Back to the sauce. I took a break in writing this to finish the sauce. After blending the sauce, I tasted it and pondered. I added the juice of half a fresh lime, a pinch of good sea salt and a couple drops of sherry vinegar to balance out the sweetness. I also added
The remaining bits of my chilis to the sauce before I blended it, so there was a little back of the throat heat. When I tasted the sauce again (always use a clean spoon each time), I wanted to add to the heat a little, so I added about a quarter teaspoon of cayenne and about two teaspoons of chili powder. Tasted a last time, and this sauce now has what my friend calls the "Wow" factor.
So the sauce is done, now on to the batter.
Wednesday, July 13, 2011
Slice one quarter cup shallots (about 3-4 good sized shallots)
Slice one medium sweet brown onion
Mince two cloves garlic
¼ cup minced parsley
2 lbs sliced mushrooms (we used a variety)
Slice across grain one lb. beef (we used fillet, sirloin or flank are good choices), salt and pepper and lightly flour
Heat large frying pan, add table spoon of olive oil; brown beef on one side 2-3 minutes, stir around, take out immediately and set aside
Add to hot pan (if not non-stick add 2 tablespoons olive oil) onions and shallots, stir 2 to 3 minutes.

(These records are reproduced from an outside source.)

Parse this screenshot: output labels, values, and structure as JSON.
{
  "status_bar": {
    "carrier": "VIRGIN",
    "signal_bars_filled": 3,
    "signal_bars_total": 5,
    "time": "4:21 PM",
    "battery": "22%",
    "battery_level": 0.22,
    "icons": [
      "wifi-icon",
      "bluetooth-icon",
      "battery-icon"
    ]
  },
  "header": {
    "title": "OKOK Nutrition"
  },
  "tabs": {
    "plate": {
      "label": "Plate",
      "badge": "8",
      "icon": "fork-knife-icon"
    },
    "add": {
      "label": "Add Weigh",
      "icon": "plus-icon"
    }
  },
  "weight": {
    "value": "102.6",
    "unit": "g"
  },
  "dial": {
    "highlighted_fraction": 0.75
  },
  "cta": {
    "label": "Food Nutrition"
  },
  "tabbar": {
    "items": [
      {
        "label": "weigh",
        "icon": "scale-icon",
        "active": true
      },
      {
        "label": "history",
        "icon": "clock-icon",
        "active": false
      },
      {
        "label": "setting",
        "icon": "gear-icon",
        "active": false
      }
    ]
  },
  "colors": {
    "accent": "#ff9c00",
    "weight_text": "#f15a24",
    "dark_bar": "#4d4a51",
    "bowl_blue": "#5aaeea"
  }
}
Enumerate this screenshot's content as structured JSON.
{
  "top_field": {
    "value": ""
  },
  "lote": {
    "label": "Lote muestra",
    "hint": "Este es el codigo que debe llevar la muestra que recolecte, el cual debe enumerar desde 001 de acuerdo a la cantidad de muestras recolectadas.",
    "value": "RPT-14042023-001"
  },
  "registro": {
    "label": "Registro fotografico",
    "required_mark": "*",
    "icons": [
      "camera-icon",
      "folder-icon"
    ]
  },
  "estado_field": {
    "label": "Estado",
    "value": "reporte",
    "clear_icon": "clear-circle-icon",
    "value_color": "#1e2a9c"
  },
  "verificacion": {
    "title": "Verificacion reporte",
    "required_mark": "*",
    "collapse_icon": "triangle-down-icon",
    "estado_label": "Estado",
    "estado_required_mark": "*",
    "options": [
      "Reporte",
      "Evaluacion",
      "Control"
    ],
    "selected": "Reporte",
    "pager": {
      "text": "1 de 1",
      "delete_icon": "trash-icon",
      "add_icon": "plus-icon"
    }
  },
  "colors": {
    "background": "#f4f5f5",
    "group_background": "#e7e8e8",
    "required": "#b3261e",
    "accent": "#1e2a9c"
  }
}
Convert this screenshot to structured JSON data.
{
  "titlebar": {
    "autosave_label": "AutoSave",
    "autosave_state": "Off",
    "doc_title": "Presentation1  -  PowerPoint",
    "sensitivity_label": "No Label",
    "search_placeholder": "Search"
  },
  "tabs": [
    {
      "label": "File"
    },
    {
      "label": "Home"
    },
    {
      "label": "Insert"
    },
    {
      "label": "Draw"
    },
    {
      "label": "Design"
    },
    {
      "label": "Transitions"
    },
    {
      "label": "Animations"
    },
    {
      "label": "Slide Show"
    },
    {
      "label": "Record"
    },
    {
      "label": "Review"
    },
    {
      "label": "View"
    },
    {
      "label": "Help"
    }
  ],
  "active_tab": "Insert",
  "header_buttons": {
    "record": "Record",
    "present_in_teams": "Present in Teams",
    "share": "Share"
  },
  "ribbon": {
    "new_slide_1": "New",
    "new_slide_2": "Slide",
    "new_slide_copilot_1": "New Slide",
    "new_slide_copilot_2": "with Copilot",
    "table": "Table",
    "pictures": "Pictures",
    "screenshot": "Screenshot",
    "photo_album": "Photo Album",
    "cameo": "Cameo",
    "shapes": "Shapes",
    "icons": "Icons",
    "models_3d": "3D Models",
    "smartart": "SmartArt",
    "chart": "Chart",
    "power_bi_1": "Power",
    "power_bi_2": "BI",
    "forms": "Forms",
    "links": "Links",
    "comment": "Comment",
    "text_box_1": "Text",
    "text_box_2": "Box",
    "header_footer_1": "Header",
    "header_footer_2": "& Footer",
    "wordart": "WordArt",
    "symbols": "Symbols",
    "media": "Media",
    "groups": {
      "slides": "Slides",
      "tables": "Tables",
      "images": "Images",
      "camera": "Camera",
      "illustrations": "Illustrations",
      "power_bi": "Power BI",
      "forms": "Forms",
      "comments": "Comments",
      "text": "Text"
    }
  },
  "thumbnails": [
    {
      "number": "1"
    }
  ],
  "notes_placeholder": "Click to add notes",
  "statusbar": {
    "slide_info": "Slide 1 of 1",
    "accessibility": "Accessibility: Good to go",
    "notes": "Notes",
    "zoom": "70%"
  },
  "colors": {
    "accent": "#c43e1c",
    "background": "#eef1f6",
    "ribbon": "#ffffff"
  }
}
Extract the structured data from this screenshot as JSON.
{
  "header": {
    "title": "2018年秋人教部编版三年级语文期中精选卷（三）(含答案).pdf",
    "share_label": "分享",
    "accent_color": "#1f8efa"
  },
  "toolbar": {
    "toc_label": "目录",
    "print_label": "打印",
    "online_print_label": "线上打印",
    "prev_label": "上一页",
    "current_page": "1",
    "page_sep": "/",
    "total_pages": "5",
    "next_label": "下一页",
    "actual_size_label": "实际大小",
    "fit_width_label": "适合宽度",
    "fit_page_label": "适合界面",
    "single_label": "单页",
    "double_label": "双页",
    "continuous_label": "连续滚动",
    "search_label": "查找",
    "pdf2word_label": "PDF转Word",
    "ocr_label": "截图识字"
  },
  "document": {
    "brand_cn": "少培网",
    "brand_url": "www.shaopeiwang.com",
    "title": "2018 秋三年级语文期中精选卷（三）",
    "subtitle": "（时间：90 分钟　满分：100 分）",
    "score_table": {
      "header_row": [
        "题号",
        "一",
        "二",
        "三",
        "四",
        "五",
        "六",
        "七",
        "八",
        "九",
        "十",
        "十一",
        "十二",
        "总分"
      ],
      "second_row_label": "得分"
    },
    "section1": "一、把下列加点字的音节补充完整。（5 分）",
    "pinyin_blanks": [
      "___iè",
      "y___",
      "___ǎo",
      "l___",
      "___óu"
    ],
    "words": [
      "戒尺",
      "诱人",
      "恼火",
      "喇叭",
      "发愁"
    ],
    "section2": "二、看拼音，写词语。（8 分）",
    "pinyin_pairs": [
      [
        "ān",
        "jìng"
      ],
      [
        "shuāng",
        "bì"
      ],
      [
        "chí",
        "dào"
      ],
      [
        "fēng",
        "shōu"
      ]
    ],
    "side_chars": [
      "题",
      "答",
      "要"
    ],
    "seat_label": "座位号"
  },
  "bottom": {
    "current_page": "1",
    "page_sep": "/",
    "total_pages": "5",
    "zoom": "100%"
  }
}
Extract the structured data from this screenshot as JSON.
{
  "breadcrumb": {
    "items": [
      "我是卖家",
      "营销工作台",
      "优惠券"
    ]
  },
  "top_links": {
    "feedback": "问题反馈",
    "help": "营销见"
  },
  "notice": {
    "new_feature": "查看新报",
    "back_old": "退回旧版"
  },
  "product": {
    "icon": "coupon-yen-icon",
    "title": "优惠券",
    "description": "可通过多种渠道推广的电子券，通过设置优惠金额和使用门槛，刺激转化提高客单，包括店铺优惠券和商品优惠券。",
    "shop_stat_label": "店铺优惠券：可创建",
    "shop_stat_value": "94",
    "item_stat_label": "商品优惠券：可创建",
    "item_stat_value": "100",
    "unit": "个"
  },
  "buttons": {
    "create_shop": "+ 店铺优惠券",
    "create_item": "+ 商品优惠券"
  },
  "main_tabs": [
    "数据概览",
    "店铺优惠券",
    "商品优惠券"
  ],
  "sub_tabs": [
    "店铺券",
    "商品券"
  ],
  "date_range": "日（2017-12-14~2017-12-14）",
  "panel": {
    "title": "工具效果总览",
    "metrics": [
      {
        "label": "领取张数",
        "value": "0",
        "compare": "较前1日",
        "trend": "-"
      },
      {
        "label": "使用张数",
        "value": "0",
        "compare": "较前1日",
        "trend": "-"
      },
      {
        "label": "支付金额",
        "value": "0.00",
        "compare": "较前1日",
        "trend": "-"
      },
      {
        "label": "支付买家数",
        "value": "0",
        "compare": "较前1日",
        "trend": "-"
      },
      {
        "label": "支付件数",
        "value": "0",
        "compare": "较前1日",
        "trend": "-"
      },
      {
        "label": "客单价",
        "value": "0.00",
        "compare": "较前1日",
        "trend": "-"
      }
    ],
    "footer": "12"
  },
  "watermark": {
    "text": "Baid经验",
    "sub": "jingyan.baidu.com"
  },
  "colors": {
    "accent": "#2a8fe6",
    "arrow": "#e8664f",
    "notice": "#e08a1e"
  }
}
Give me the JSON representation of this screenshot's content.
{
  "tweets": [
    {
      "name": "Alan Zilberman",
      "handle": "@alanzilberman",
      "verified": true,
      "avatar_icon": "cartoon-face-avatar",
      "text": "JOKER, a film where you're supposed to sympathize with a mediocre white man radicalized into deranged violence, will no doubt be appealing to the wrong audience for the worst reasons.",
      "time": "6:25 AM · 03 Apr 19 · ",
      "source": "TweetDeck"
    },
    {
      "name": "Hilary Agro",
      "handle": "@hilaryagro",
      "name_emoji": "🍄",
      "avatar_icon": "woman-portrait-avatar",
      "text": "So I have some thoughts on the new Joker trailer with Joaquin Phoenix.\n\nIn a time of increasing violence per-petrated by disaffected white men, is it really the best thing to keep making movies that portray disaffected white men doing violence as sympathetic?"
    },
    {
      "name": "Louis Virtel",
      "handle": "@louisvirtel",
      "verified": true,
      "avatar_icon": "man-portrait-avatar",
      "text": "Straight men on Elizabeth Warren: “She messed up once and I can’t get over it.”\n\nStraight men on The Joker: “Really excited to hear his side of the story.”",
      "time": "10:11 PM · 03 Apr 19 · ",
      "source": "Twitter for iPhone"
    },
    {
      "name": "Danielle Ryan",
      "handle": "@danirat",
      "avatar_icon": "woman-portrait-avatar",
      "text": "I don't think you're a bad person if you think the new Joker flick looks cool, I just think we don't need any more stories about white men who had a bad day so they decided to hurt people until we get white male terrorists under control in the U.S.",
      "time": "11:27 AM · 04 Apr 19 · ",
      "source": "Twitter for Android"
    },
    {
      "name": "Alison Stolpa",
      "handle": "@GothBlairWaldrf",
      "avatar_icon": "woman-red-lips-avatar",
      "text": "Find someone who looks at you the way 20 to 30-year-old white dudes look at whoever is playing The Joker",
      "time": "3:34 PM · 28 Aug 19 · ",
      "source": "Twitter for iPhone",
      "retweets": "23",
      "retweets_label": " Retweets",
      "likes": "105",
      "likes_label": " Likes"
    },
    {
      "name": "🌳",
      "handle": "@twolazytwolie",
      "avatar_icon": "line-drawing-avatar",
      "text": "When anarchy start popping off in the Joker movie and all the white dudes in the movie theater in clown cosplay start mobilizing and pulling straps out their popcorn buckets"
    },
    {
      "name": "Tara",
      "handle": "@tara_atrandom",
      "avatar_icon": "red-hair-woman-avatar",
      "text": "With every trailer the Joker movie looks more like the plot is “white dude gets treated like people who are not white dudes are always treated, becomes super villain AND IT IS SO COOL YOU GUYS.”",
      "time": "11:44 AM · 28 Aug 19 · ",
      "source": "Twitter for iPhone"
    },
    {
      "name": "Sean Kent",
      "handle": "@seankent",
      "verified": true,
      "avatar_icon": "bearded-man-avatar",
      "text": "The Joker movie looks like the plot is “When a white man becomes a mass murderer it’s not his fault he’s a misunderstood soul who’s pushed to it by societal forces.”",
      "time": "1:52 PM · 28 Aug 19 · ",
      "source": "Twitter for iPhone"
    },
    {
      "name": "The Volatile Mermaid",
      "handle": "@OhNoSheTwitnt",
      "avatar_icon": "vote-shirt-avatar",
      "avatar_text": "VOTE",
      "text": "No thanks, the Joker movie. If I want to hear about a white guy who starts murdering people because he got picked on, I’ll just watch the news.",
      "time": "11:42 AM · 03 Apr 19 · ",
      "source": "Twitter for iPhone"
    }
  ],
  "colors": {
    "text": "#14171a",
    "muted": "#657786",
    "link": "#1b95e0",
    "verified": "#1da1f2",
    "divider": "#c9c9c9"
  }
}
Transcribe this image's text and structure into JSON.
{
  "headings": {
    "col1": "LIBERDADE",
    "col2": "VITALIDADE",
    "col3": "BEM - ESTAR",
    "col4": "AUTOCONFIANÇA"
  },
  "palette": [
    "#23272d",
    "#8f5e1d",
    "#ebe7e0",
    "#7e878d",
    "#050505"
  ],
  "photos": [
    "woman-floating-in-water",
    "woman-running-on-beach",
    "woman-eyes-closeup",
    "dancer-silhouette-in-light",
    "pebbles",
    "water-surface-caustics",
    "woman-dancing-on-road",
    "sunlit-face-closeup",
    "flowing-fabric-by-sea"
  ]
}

Add garlic, a pinch of salt and stir until onions are soft (about 5 to 10 minutes)
Add a touch of good wine vinegar (we used sherry vinegar)
Remove and set aside
Add 2 table spoons of olive oil and put in mushrooms. Drizzle a bit more olive oil over mushroom along with a pinch of salt. Stir while cooking (about 10 minutes). Mushrooms must release moisture AND reabsorb all of it
Add onions back in and one cup of red wine (we used a merlot), 10 sprigs of fresh thyme, 6 oz. frozen veal demi-glacė, or a good veal stock or a good chicken stock
When the stock is incorporated into sauce, reduce heat to medium. Stir in 2 tablespoons sundried tomato paste (or any tomato paste). Simmer, add a teaspoon paprika and ¼ teaspoon cayenne pepper (per taste, optional).
Cook noodles per package instructions (don’t over-cook).
Remove thyme sprigs from sauce, add meat back in, heat through. Adjust seasonings.
Last minute, turn off heat, add about 1 cup sour cream and parsley.
Serve over noodles.